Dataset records
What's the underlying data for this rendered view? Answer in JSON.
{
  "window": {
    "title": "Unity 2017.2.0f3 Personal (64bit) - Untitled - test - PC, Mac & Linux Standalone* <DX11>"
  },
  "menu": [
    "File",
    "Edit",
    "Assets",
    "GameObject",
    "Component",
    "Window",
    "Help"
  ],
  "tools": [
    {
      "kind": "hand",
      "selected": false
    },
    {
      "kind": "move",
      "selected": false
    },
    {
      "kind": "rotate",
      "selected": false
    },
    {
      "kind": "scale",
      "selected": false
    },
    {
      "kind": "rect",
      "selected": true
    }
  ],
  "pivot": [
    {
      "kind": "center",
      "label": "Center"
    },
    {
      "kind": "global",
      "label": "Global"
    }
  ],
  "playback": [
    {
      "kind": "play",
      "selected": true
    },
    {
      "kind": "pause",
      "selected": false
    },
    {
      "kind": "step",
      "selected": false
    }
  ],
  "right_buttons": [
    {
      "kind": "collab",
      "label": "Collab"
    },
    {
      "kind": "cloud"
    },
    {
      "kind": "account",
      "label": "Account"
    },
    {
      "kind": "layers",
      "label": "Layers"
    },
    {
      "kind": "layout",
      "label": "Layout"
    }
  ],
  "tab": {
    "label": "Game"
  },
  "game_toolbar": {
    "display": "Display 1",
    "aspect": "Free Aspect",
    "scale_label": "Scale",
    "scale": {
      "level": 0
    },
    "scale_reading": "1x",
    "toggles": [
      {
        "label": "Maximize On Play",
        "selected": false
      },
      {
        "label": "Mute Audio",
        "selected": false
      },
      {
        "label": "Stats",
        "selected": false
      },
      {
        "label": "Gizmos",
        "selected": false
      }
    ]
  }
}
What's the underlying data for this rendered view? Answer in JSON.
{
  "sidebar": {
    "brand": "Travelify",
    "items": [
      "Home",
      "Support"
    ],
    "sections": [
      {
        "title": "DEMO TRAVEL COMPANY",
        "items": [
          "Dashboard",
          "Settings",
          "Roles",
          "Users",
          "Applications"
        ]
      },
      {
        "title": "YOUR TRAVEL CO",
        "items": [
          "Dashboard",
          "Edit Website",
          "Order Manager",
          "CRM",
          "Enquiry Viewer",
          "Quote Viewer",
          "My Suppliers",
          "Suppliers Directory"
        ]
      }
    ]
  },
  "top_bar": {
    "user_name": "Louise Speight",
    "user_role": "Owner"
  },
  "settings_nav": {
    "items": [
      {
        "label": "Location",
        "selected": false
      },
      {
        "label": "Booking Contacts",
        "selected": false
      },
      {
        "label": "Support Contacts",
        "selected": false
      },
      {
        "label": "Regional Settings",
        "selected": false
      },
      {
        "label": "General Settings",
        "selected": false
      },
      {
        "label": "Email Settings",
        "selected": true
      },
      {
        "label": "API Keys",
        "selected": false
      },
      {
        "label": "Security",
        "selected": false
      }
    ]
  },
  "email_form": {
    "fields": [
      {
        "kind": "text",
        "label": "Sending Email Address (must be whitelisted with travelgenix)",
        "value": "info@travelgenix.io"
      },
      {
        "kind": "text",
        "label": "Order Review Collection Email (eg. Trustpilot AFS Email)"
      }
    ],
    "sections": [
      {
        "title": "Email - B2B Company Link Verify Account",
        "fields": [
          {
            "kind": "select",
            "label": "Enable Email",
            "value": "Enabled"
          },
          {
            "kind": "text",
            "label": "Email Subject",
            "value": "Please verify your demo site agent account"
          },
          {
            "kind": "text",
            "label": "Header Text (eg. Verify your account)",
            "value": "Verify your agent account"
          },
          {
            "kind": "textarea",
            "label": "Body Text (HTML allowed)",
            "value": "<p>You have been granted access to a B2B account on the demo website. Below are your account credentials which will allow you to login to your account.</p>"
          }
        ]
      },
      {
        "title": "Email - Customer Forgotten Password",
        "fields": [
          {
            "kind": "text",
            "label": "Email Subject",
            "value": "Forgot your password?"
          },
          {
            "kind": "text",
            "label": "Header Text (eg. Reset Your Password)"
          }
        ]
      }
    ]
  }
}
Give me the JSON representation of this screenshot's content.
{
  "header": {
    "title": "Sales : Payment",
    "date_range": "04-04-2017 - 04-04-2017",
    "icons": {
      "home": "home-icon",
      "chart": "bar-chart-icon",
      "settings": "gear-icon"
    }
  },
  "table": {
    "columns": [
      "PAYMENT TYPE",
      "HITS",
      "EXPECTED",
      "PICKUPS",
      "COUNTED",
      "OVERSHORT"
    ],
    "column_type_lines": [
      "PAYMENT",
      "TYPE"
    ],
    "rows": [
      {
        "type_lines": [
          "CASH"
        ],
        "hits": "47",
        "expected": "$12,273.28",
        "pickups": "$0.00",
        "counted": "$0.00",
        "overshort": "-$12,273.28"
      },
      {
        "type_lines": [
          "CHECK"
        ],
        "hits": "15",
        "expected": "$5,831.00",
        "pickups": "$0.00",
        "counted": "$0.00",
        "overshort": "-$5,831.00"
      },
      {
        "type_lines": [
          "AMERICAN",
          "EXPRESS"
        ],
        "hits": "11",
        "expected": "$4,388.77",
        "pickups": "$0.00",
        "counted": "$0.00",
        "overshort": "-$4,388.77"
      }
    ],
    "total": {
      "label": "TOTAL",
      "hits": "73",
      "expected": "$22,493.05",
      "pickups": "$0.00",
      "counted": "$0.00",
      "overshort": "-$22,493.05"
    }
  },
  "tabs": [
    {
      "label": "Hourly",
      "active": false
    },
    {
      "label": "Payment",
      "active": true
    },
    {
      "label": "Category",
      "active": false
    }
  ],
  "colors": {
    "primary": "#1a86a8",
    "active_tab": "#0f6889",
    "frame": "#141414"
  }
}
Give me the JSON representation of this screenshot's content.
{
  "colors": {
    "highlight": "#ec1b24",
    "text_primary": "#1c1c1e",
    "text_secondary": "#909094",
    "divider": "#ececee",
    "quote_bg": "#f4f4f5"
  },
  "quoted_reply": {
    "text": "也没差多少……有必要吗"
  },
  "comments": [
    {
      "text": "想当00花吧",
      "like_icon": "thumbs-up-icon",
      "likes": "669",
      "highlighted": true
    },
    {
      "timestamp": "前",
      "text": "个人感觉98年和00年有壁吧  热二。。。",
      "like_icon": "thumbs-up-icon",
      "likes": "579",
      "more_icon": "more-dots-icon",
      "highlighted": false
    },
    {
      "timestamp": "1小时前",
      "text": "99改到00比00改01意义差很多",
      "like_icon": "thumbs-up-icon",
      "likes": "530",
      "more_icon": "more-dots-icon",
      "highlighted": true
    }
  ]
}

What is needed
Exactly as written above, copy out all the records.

Written answer
What's the underlying data for this rendered view? Answer in JSON.
{
  "window": {
    "title": "Unity 2017.2.0f3 Personal (64bit) - Untitled - test - PC, Mac & Linux Standalone* <DX11>"
  },
  "menu": [
    "File",
    "Edit",
    "Assets",
    "GameObject",
    "Component",
    "Window",
    "Help"
  ],
  "tools": [
    {
      "kind": "hand",
      "selected": false
    },
    {
      "kind": "move",
      "selected": false
    },
    {
      "kind": "rotate",
      "selected": false
    },
    {
      "kind": "scale",
      "selected": false
    },
    {
      "kind": "rect",
      "selected": true
    }
  ],
  "pivot": [
    {
      "kind": "center",
      "label": "Center"
    },
    {
      "kind": "global",
      "label": "Global"
    }
  ],
  "playback": [
    {
      "kind": "play",
      "selected": true
    },
    {
      "kind": "pause",
      "selected": false
    },
    {
      "kind": "step",
      "selected": false
    }
  ],
  "right_buttons": [
    {
      "kind": "collab",
      "label": "Collab"
    },
    {
      "kind": "cloud"
    },
    {
      "kind": "account",
      "label": "Account"
    },
    {
      "kind": "layers",
      "label": "Layers"
    },
    {
      "kind": "layout",
      "label": "Layout"
    }
  ],
  "tab": {
    "label": "Game"
  },
  "game_toolbar": {
    "display": "Display 1",
    "aspect": "Free Aspect",
    "scale_label": "Scale",
    "scale": {
      "level": 0
    },
    "scale_reading": "1x",
    "toggles": [
      {
        "label": "Maximize On Play",
        "selected": false
      },
      {
        "label": "Mute Audio",
        "selected": false
      },
      {
        "label": "Stats",
        "selected": false
      },
      {
        "label": "Gizmos",
        "selected": false
      }
    ]
  }
}
What's the underlying data for this rendered view? Answer in JSON.
{
  "sidebar": {
    "brand": "Travelify",
    "items": [
      "Home",
      "Support"
    ],
    "sections": [
      {
        "title": "DEMO TRAVEL COMPANY",
        "items": [
          "Dashboard",
          "Settings",
          "Roles",
          "Users",
          "Applications"
        ]
      },
      {
        "title": "YOUR TRAVEL CO",
        "items": [
          "Dashboard",
          "Edit Website",
          "Order Manager",
          "CRM",
          "Enquiry Viewer",
          "Quote Viewer",
          "My Suppliers",
          "Suppliers Directory"
        ]
      }
    ]
  },
  "top_bar": {
    "user_name": "Louise Speight",
    "user_role": "Owner"
  },
  "settings_nav": {
    "items": [
      {
        "label": "Location",
        "selected": false
      },
      {
        "label": "Booking Contacts",
        "selected": false
      },
      {
        "label": "Support Contacts",
        "selected": false
      },
      {
        "label": "Regional Settings",
        "selected": false
      },
      {
        "label": "General Settings",
        "selected": false
      },
      {
        "label": "Email Settings",
        "selected": true
      },
      {
        "label": "API Keys",
        "selected": false
      },
      {
        "label": "Security",
        "selected": false
      }
    ]
  },
  "email_form": {
    "fields": [
      {
        "kind": "text",
        "label": "Sending Email Address (must be whitelisted with travelgenix)",
        "value": "info@travelgenix.io"
      },
      {
        "kind": "text",
        "label": "Order Review Collection Email (eg. Trustpilot AFS Email)"
      }
    ],
    "sections": [
      {
        "title": "Email - B2B Company Link Verify Account",
        "fields": [
          {
            "kind": "select",
            "label": "Enable Email",
            "value": "Enabled"
          },
          {
            "kind": "text",
            "label": "Email Subject",
            "value": "Please verify your demo site agent account"
          },
          {
            "kind": "text",
            "label": "Header Text (eg. Verify your account)",
            "value": "Verify your agent account"
          },
          {
            "kind": "textarea",
            "label": "Body Text (HTML allowed)",
            "value": "<p>You have been granted access to a B2B account on the demo website. Below are your account credentials which will allow you to login to your account.</p>"
          }
        ]
      },
      {
        "title": "Email - Customer Forgotten Password",
        "fields": [
          {
            "kind": "text",
            "label": "Email Subject",
            "value": "Forgot your password?"
          },
          {
            "kind": "text",
            "label": "Header Text (eg. Reset Your Password)"
          }
        ]
      }
    ]
  }
}
Give me the JSON representation of this screenshot's content.
{
  "header": {
    "title": "Sales : Payment",
    "date_range": "04-04-2017 - 04-04-2017",
    "icons": {
      "home": "home-icon",
      "chart": "bar-chart-icon",
      "settings": "gear-icon"
    }
  },
  "table": {
    "columns": [
      "PAYMENT TYPE",
      "HITS",
      "EXPECTED",
      "PICKUPS",
      "COUNTED",
      "OVERSHORT"
    ],
    "column_type_lines": [
      "PAYMENT",
      "TYPE"
    ],
    "rows": [
      {
        "type_lines": [
          "CASH"
        ],
        "hits": "47",
        "expected": "$12,273.28",
        "pickups": "$0.00",
        "counted": "$0.00",
        "overshort": "-$12,273.28"
      },
      {
        "type_lines": [
          "CHECK"
        ],
        "hits": "15",
        "expected": "$5,831.00",
        "pickups": "$0.00",
        "counted": "$0.00",
        "overshort": "-$5,831.00"
      },
      {
        "type_lines": [
          "AMERICAN",
          "EXPRESS"
        ],
        "hits": "11",
        "expected": "$4,388.77",
        "pickups": "$0.00",
        "counted": "$0.00",
        "overshort": "-$4,388.77"
      }
    ],
    "total": {
      "label": "TOTAL",
      "hits": "73",
      "expected": "$22,493.05",
      "pickups": "$0.00",
      "counted": "$0.00",
      "overshort": "-$22,493.05"
    }
  },
  "tabs": [
    {
      "label": "Hourly",
      "active": false
    },
    {
      "label": "Payment",
      "active": true
    },
    {
      "label": "Category",
      "active": false
    }
  ],
  "colors": {
    "primary": "#1a86a8",
    "active_tab": "#0f6889",
    "frame": "#141414"
  }
}
Give me the JSON representation of this screenshot's content.
{
  "colors": {
    "highlight": "#ec1b24",
    "text_primary": "#1c1c1e",
    "text_secondary": "#909094",
    "divider": "#ececee",
    "quote_bg": "#f4f4f5"
  },
  "quoted_reply": {
    "text": "也没差多少……有必要吗"
  },
  "comments": [
    {
      "text": "想当00花吧",
      "like_icon": "thumbs-up-icon",
      "likes": "669",
      "highlighted": true
    },
    {
      "timestamp": "前",
      "text": "个人感觉98年和00年有壁吧  热二。。。",
      "like_icon": "thumbs-up-icon",
      "likes": "579",
      "more_icon": "more-dots-icon",
      "highlighted": false
    },
    {
      "timestamp": "1小时前",
      "text": "99改到00比00改01意义差很多",
      "like_icon": "thumbs-up-icon",
      "likes": "530",
      "more_icon": "more-dots-icon",
      "highlighted": true
    }
  ]
}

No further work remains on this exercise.